Oh God, I could be bounded in a nutshell and count myself a king of infinite space- were it not that I have bad dreams
Who, then you ask, is the Hamlet figure? Here he is, presented in one of the most stunning first lines of any novel.
So here I am, upside down in a woman.
And there is our hero, protagonist, narrator, a thirty-eight week foetus, waiting impatiently to be born. He speaks of the confined space he occupies, and the rush of the constant pumping of blood from his mother’s heart. He can also hear every conversation she has, and is reluctantly present at her love-making. And this is significant because his mother is not making love with his father, and the conversations she has with her lover concern ways of getting rid of his father, even perhaps killing him.
He is his mother’s constant companion and to this he attributes his knowledge of wine and James Joyce’s Ulysses. Through her he listens to podcasts and the BBC World Service. As he says,

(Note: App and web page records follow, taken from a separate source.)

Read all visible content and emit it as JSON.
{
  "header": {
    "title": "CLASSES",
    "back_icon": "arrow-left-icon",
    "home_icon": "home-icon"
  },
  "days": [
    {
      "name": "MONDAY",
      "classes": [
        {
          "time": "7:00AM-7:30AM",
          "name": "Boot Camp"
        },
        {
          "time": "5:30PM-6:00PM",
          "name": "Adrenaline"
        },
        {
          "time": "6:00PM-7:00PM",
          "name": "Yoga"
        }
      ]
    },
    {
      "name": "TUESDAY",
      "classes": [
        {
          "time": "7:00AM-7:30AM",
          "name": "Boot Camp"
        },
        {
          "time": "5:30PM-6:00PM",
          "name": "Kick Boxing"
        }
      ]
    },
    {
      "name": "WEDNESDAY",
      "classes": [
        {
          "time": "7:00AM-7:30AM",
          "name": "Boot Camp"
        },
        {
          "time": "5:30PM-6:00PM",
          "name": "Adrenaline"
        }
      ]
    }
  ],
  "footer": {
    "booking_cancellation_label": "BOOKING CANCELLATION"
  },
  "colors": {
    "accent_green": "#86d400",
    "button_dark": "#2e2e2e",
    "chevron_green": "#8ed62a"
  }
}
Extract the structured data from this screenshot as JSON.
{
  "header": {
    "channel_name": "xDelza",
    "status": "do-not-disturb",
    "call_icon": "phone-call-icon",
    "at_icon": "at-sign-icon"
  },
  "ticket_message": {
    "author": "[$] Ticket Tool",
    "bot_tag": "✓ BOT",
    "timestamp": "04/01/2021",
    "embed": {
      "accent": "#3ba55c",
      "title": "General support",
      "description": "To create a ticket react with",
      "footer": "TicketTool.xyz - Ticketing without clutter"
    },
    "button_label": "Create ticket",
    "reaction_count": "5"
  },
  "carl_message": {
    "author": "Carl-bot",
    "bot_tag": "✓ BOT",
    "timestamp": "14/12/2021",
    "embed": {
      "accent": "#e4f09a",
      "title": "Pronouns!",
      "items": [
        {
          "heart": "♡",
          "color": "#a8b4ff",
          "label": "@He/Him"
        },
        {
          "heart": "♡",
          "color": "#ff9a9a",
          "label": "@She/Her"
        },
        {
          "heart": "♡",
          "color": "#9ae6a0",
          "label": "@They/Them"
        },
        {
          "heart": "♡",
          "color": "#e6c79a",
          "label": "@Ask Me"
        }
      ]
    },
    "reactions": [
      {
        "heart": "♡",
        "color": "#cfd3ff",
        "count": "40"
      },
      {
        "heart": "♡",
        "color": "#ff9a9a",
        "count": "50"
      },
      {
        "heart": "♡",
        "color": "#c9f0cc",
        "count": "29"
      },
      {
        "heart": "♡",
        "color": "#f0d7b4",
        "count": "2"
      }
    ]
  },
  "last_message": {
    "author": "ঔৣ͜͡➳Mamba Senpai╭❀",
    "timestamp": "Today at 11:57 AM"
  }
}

I even tolerate the BBC World Service and its puerile blasts of synthetic trumpets and xylophone to separate the items.
One has to willingly suspend disbelief; the explanations about podcasts and eavesdropping aren’t quite convincing. This foetus has the voice of a Nabakov, a character from Banville or Anthony Powell. Elevated tastes, the voice of a cultured elderly man. But still it’s amusing. It’s clear his mother is not quite up to him in terms of intelligence or ethics.
She drinks too much. This poor foetus is often crying out for a little water or even some food, while she just nibbles salted peanuts. And he very quickly finds that her lover, Claude, is the brother of John, her husband. The dull banal Claude who repeats his jokes, who loves to introduce himself
‘Claude, as in Debussy.’
is a wealthy businessman, a greedy lustful man in every sense. His brother, John, the supposed father of our narrator, is a gentle poet, who foolishly tries to please Trudy by fulfilling her every command.
She has persuaded him to leave her alone in his rambling decrepit family home, which in spite of the filth she is accumulating, is worth tons of money (that’s why Claude wants it). The lovers spend their time drinking and plotting and Claude has soon worked out a fool-proof method of killing John. Some time during all this Elodie The Owl Woman turns up with John, and he tells Claude and Trudy that he knows they are lovers and that he wants them to move out.
There are many strands in this story and I haven’t yet made clear how gripping it is. Will they, wont they? What is John really like, is he smarter than he seems? Do they kill him? It takes quite some time to find out.
There is also quite a disturbing aspect to this story. As our narrator points out, his mother never speaks about his arrival, she has no clothes or baby accoutrements prepared for him and once he thinks he hears her allude to allude to disposing of him to someone else after he is born. He is trapped in a combination of boredom and terror. At one point he tries to commit suicide but it doesn’t work. The other aspect of his thinking is that he doesn’t seem to realise that being a baby is quite limiting for some time:
I begin to suspect that my helplessness is not transient. Grant me all the agency the human frame can bear, retrieve my young panther self of sculpted muscle and long cold stare, direct him to the most extreme, measure – killing his uncle to save his father.
But the reader is thinking of the nappies and boarding school that must come before the wine and sports cars.
Of course I am not going to reveal the ending, but it is just to some extent, if a little hard on our hero.
An hilarious and gripping read. Perfect for that last minute gift, even if the baby is not the usual Christmassy sort.